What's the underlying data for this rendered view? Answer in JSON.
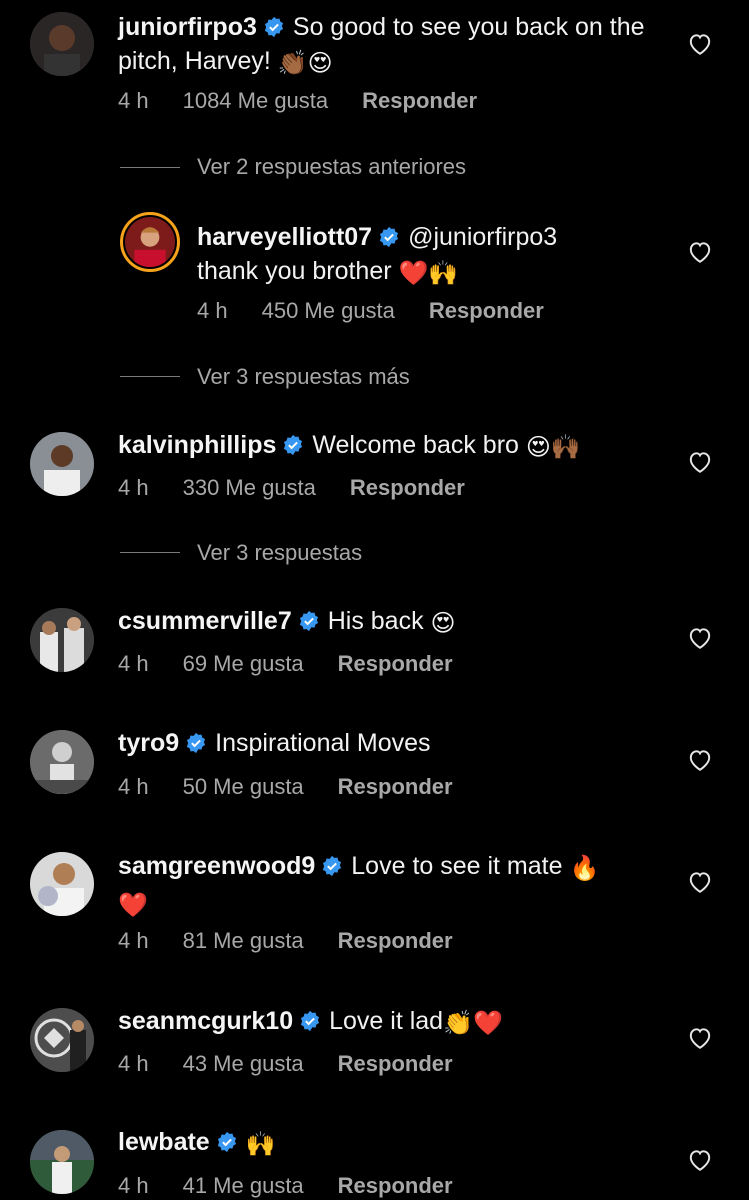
{
  "comments": [
    {
      "username": "juniorfirpo3",
      "text": "So good to see you back on the pitch, Harvey!",
      "emoji": "👏🏾😍",
      "time": "4 h",
      "likes": "1084 Me gusta",
      "reply": "Responder"
    },
    {
      "username": "harveyelliott07",
      "mention": "@juniorfirpo3",
      "text": "thank you brother",
      "emoji": "❤️🙌",
      "time": "4 h",
      "likes": "450 Me gusta",
      "reply": "Responder"
    },
    {
      "username": "kalvinphillips",
      "text": "Welcome back bro",
      "emoji": "😍🙌🏾",
      "time": "4 h",
      "likes": "330 Me gusta",
      "reply": "Responder"
    },
    {
      "username": "csummerville7",
      "text": "His back",
      "emoji": "😍",
      "time": "4 h",
      "likes": "69 Me gusta",
      "reply": "Responder"
    },
    {
      "username": "tyro9",
      "text": "Inspirational Moves",
      "emoji": "",
      "time": "4 h",
      "likes": "50 Me gusta",
      "reply": "Responder"
    },
    {
      "username": "samgreenwood9",
      "text": "Love to see it mate",
      "emoji": "🔥",
      "emoji2": "❤️",
      "time": "4 h",
      "likes": "81 Me gusta",
      "reply": "Responder"
    },
    {
      "username": "seanmcgurk10",
      "text": "Love it lad",
      "emoji": "👏❤️",
      "time": "4 h",
      "likes": "43 Me gusta",
      "reply": "Responder"
    },
    {
      "username": "lewbate",
      "text": "",
      "emoji": "🙌",
      "time": "4 h",
      "likes": "41 Me gusta",
      "reply": "Responder"
    }
  ],
  "threads": {
    "prev_replies": "Ver 2 respuestas anteriores",
    "more_replies": "Ver 3 respuestas más",
    "kalvin_replies": "Ver 3 respuestas"
  },
  "colors": {
    "background": "#000000",
    "text": "#f2f2f2",
    "muted": "#a8a8a8",
    "verified": "#3897f0"
  },
  "icons": {
    "verified": "verified-badge-icon",
    "like": "heart-outline-icon"
  }
}
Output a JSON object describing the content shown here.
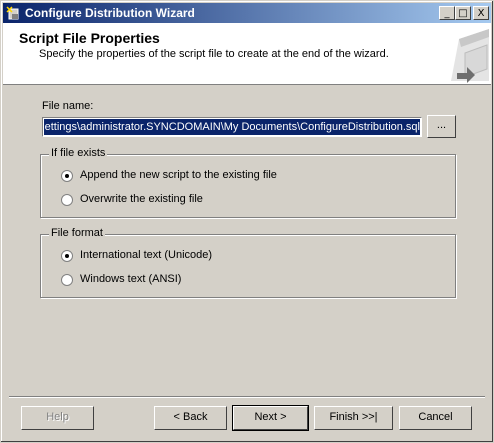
{
  "window": {
    "title": "Configure Distribution Wizard",
    "caption_buttons": {
      "minimize": "_",
      "maximize": "□",
      "close": "X"
    }
  },
  "header": {
    "title": "Script File Properties",
    "subtitle": "Specify the properties of the script file to create at the end of the wizard."
  },
  "file": {
    "label": "File name:",
    "value": "Settings\\administrator.SYNCDOMAIN\\My Documents\\ConfigureDistribution.sql",
    "browse_label": "..."
  },
  "if_exists": {
    "label": "If file exists",
    "options": [
      {
        "label": "Append the new script to the existing file",
        "checked": true
      },
      {
        "label": "Overwrite the existing file",
        "checked": false
      }
    ]
  },
  "file_format": {
    "label": "File format",
    "options": [
      {
        "label": "International text (Unicode)",
        "checked": true
      },
      {
        "label": "Windows text (ANSI)",
        "checked": false
      }
    ]
  },
  "buttons": {
    "help": "Help",
    "back": "< Back",
    "next": "Next >",
    "finish": "Finish >>|",
    "cancel": "Cancel"
  }
}
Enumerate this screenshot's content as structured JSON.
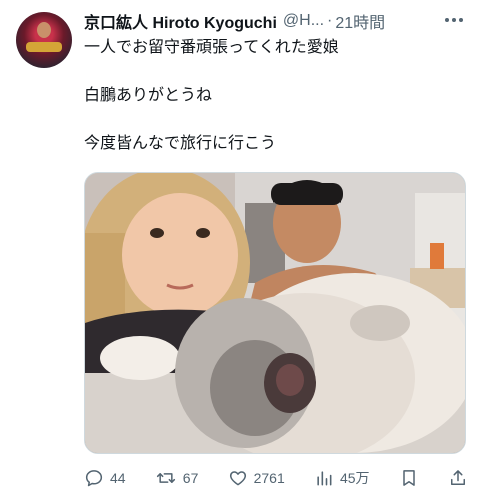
{
  "tweet": {
    "author_name": "京口紘人 Hiroto Kyoguchi",
    "handle": "@H...",
    "separator": "·",
    "time": "21時間",
    "lines": [
      "一人でお留守番頑張ってくれた愛娘",
      "白鵬ありがとうね",
      "今度皆んなで旅行に行こう"
    ]
  },
  "actions": {
    "replies": "44",
    "retweets": "67",
    "likes": "2761",
    "views": "45万"
  },
  "icons": [
    "more-icon",
    "reply-icon",
    "retweet-icon",
    "like-icon",
    "views-icon",
    "bookmark-icon",
    "share-icon"
  ],
  "colors": {
    "text": "#0f1419",
    "secondary": "#536471",
    "border": "#cfd9de"
  }
}
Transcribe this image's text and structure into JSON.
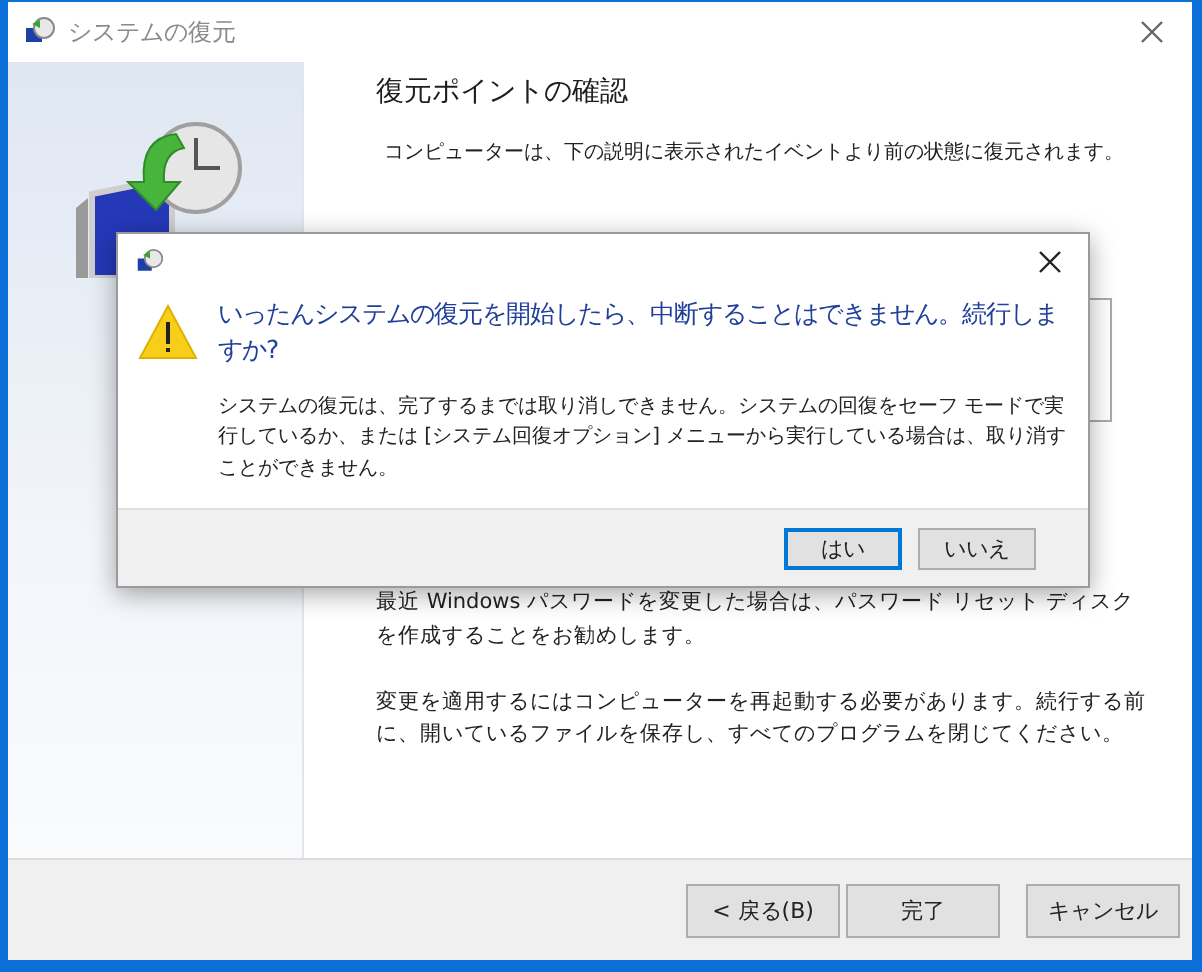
{
  "window": {
    "title": "システムの復元"
  },
  "page": {
    "heading": "復元ポイントの確認",
    "description": "コンピューターは、下の説明に表示されたイベントより前の状態に復元されます。",
    "notes": [
      "最近 Windows パスワードを変更した場合は、パスワード リセット ディスクを作成することをお勧めします。",
      "変更を適用するにはコンピューターを再起動する必要があります。続行する前に、開いているファイルを保存し、すべてのプログラムを閉じてください。"
    ]
  },
  "buttons": [
    "< 戻る(B)",
    "完了",
    "キャンセル"
  ],
  "dialog": {
    "message": "いったんシステムの復元を開始したら、中断することはできません。続行しますか?",
    "detail": "システムの復元は、完了するまでは取り消しできません。システムの回復をセーフ モードで実行しているか、または [システム回復オプション] メニューから実行している場合は、取り消すことができません。",
    "buttons": [
      {
        "label": "はい",
        "default": true
      },
      {
        "label": "いいえ",
        "default": false
      }
    ]
  }
}
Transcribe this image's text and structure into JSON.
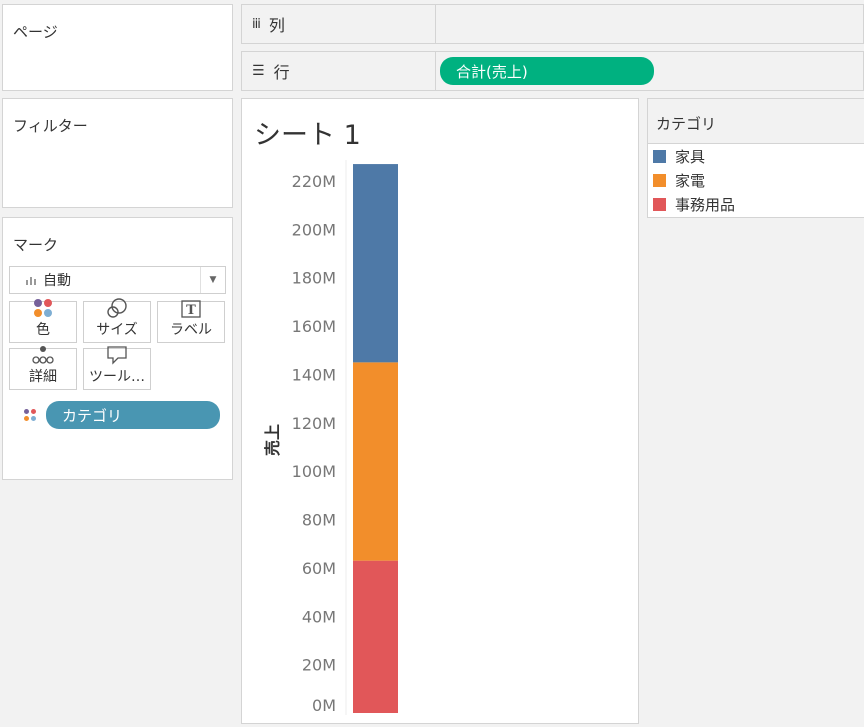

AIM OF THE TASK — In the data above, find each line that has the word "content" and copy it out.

RESULT —
Output a JSON object describing the content shown here.
Enumerate this screenshot's content as structured JSON.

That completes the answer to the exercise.